* Dataset entries
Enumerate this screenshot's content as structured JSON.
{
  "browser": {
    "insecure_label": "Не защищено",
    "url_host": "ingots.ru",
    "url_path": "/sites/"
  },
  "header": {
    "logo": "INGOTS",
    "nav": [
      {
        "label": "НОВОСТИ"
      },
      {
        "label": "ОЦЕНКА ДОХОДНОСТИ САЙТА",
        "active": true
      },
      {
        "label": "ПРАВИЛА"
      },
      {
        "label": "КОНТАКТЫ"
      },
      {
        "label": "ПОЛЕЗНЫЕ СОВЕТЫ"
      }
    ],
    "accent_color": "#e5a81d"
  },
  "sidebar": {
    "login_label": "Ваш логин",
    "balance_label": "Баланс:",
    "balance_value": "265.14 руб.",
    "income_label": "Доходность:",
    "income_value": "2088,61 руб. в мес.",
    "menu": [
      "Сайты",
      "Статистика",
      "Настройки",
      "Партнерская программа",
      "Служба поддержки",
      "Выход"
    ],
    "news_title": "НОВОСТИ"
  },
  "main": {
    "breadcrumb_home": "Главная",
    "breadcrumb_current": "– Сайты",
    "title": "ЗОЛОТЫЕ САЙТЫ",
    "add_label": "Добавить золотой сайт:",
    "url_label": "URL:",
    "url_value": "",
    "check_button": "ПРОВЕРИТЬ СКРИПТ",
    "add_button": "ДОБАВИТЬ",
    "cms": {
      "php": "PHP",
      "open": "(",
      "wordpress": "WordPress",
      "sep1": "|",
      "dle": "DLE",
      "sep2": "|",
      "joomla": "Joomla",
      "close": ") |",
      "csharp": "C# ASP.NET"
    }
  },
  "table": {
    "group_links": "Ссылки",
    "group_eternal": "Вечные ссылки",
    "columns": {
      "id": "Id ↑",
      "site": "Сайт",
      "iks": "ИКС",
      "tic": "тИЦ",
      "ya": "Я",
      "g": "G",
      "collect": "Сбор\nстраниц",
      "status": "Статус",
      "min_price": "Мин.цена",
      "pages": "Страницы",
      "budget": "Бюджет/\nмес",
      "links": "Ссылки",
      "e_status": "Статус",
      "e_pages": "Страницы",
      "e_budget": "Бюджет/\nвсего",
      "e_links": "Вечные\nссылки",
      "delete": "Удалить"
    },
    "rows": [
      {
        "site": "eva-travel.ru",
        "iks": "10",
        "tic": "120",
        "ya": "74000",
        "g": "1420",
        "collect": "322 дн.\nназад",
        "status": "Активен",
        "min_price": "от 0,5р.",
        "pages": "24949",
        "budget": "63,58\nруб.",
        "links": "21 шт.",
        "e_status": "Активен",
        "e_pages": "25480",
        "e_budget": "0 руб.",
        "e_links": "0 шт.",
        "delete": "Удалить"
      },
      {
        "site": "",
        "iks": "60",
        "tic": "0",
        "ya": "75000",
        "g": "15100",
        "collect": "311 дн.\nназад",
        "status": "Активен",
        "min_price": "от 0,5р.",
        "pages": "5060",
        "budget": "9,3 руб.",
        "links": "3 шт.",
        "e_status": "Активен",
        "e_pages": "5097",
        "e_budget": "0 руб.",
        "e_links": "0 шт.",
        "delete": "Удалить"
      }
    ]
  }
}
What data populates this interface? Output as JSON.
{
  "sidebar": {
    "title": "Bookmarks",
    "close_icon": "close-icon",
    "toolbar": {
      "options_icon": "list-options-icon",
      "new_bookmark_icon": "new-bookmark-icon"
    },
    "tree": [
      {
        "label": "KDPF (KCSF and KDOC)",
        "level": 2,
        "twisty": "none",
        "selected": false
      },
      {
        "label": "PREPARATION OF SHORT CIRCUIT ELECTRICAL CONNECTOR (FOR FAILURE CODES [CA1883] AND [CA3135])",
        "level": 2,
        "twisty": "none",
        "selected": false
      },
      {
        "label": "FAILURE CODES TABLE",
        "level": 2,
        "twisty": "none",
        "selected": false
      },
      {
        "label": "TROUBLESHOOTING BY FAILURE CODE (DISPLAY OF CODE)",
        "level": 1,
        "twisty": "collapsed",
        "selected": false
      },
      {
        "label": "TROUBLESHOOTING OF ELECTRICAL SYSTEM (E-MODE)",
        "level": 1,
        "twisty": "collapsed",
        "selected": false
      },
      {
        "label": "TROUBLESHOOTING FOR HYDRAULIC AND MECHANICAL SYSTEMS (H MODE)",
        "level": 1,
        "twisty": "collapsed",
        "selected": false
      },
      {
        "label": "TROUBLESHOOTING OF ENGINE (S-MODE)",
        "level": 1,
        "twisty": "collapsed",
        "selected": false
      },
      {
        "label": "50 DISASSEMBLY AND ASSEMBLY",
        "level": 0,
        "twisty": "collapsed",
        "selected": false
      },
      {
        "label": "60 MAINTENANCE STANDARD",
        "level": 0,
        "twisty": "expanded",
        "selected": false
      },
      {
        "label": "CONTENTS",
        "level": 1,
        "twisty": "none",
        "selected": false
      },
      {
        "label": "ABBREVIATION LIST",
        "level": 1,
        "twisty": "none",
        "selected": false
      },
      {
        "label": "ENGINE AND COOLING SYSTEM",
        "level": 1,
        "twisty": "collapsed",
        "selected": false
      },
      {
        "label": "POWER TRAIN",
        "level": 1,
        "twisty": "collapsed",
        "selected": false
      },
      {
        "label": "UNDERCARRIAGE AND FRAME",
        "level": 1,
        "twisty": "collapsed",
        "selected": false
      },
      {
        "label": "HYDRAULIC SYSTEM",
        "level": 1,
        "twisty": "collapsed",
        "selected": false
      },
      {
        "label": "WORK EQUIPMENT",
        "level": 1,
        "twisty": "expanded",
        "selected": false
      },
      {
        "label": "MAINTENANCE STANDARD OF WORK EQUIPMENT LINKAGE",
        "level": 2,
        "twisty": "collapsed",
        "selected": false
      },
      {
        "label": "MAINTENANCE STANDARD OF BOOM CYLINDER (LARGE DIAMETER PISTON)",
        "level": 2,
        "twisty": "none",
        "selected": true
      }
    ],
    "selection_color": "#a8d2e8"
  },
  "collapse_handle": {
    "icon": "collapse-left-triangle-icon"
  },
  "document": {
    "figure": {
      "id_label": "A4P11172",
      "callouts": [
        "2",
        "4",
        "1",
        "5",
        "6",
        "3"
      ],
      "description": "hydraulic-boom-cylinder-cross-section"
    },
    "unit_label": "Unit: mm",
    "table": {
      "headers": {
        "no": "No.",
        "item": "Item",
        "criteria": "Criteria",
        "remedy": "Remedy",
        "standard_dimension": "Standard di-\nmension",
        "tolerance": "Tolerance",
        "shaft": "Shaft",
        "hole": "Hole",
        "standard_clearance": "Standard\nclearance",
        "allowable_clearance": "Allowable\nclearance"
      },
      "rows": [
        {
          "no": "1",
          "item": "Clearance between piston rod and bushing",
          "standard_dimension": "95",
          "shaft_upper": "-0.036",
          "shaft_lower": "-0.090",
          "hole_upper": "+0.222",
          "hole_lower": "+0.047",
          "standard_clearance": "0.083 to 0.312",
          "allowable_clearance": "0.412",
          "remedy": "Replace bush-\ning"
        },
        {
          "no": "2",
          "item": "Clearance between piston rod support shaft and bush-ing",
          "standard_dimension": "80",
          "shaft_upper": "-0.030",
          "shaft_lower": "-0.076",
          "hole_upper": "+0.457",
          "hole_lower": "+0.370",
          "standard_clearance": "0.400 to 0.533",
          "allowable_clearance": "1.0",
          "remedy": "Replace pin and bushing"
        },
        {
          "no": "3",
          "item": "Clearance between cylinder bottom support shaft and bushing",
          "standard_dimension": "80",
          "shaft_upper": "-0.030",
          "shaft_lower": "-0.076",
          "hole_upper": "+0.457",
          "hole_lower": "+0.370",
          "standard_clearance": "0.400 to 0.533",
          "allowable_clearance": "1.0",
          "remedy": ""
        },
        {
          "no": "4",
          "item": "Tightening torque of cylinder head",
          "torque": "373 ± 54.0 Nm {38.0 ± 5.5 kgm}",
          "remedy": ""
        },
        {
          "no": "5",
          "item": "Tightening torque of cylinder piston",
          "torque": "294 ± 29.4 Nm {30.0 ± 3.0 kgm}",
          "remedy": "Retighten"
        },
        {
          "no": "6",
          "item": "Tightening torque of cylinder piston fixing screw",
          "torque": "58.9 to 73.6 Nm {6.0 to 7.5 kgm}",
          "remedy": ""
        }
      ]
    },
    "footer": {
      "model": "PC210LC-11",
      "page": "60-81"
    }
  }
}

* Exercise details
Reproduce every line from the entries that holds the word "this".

* Reply
Enumerate this screenshot's content as structured JSON.
What data populates this interface? Output as JSON.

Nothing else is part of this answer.